Task description: What lines in the material hold the string "JSON"? Return every one of them.

Supplied entries:
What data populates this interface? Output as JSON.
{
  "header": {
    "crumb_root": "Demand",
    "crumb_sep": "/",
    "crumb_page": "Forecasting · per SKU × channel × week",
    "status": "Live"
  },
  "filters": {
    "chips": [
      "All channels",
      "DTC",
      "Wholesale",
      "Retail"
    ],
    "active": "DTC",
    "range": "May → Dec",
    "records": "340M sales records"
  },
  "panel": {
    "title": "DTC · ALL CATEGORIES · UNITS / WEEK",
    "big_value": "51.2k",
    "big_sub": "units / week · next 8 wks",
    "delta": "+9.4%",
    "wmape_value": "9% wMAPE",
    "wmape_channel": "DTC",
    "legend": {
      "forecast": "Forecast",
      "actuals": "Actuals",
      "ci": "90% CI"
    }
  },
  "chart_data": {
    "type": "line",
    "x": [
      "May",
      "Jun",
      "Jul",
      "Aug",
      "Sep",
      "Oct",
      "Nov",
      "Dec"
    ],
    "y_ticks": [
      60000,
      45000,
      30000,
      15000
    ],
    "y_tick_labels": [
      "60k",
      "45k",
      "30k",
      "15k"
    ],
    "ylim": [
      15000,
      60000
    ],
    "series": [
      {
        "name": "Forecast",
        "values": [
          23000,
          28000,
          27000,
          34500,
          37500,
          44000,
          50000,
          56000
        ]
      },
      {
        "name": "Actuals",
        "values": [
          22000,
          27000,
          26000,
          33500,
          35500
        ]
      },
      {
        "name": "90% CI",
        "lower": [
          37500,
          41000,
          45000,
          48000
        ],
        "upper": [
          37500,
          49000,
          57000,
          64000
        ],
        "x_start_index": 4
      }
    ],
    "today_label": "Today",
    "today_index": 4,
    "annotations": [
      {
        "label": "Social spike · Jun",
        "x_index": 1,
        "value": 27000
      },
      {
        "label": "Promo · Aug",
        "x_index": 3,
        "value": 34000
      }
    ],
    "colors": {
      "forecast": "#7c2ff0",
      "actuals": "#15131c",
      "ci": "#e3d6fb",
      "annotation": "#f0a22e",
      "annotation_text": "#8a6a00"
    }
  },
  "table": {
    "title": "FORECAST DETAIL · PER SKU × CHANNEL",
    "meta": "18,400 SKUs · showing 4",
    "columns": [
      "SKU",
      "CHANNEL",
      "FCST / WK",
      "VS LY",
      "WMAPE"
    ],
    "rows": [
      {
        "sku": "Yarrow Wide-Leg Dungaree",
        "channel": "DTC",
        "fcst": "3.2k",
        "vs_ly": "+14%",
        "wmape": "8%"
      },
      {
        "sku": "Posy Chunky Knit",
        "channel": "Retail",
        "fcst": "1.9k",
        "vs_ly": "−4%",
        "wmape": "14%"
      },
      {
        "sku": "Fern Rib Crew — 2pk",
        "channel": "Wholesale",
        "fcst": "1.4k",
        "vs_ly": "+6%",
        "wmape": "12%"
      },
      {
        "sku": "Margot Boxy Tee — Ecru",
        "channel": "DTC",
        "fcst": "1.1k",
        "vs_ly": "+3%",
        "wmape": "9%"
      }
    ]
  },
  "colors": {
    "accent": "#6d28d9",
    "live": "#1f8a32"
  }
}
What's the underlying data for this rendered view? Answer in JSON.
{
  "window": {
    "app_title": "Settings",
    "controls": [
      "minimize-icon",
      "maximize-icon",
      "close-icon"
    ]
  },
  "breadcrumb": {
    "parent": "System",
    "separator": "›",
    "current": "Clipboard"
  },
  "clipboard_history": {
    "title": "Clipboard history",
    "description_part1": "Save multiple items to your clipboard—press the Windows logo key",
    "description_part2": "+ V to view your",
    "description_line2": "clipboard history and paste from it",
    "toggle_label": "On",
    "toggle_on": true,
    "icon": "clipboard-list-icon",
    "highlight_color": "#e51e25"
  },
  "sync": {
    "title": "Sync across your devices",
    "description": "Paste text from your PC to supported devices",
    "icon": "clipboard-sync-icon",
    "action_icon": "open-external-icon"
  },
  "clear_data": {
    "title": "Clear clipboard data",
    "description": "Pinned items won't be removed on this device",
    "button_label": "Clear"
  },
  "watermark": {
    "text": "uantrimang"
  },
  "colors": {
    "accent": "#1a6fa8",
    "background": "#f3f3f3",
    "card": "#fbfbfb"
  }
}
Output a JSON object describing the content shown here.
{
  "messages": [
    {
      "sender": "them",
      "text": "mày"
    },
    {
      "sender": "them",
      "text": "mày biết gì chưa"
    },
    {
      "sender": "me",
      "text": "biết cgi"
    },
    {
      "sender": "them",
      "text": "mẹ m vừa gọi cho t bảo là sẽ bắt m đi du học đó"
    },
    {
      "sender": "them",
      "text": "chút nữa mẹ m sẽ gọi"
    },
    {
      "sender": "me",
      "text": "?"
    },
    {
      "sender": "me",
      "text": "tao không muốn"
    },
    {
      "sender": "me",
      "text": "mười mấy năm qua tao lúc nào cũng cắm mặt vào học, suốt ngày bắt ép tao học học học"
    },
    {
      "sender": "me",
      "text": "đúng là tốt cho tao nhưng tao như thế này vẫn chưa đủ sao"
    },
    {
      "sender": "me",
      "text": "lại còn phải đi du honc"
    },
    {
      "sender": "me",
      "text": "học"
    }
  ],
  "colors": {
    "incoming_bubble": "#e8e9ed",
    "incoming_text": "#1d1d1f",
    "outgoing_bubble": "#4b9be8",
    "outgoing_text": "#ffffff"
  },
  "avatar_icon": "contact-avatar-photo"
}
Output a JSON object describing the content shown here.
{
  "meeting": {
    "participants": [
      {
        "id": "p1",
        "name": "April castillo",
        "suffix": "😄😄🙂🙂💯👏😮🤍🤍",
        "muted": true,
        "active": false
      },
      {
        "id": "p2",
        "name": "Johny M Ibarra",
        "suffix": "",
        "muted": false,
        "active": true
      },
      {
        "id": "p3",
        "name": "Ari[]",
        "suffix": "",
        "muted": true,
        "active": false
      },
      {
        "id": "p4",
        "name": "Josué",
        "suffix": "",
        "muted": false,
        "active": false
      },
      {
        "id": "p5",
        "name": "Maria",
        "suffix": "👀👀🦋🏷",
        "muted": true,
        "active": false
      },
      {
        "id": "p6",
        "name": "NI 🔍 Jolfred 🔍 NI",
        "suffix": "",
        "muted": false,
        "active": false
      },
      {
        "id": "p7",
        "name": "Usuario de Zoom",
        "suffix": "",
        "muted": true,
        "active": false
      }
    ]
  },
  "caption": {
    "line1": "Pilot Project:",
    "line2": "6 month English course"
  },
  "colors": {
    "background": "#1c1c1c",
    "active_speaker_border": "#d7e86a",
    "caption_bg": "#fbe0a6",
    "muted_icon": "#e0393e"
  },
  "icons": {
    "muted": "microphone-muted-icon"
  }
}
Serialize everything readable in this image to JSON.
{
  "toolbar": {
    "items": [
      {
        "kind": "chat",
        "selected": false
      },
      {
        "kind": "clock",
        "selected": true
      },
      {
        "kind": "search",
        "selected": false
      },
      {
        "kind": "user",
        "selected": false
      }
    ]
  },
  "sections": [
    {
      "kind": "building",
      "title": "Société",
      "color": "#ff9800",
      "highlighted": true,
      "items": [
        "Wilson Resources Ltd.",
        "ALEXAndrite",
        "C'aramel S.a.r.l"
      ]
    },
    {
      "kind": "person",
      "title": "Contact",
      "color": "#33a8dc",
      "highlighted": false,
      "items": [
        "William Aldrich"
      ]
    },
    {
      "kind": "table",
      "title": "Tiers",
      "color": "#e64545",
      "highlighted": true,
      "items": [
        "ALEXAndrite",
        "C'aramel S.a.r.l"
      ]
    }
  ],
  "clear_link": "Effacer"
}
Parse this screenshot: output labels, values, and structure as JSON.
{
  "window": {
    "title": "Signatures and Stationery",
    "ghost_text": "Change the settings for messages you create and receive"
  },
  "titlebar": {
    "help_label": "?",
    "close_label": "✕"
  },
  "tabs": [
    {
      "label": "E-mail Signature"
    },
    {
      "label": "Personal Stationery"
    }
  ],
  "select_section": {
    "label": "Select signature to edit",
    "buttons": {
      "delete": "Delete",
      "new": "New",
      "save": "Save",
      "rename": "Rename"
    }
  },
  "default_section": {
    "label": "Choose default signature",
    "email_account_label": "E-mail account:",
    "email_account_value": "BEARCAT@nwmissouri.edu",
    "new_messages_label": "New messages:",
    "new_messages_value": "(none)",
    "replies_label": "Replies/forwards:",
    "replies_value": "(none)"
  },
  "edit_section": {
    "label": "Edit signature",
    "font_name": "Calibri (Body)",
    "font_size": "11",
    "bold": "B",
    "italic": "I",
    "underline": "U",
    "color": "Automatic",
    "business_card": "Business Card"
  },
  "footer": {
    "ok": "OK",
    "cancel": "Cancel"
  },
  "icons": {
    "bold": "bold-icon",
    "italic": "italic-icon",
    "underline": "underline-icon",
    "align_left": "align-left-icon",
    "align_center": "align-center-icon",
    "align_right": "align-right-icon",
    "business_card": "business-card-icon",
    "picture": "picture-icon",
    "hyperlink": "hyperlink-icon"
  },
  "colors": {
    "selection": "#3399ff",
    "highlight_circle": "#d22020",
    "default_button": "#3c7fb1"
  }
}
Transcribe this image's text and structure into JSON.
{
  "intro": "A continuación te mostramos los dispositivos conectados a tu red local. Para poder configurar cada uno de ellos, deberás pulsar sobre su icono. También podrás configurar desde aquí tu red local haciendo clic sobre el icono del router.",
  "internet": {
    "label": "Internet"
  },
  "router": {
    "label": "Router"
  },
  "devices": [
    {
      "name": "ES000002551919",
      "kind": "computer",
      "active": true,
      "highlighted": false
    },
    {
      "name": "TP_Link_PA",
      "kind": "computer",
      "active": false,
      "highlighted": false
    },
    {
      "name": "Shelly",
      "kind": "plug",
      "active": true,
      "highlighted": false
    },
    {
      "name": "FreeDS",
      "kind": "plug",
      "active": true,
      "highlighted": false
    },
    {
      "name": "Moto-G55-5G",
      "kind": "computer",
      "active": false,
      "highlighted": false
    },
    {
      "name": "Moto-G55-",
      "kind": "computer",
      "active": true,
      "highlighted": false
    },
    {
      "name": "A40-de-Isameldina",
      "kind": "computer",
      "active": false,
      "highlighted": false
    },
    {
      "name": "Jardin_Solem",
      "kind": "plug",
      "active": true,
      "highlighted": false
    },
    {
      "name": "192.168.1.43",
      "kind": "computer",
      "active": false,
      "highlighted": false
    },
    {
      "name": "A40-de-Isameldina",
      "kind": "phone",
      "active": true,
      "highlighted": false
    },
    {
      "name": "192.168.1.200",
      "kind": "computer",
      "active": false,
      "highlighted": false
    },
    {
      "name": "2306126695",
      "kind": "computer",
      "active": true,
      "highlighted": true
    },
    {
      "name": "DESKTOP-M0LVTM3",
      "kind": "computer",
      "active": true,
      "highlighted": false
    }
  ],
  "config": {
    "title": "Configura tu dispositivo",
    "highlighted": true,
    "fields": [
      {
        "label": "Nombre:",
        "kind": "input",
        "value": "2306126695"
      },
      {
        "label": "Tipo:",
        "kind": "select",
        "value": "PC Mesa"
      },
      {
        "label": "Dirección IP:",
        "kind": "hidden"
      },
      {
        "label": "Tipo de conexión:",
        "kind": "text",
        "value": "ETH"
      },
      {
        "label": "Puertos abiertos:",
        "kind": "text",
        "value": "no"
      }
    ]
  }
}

Written solution:
What data populates this interface? Output as JSON.
What's the underlying data for this rendered view? Answer in JSON.
Output a JSON object describing the content shown here.
Output a JSON object describing the content shown here.
Serialize everything readable in this image to JSON.
Parse this screenshot: output labels, values, and structure as JSON.
Transcribe this image's text and structure into JSON.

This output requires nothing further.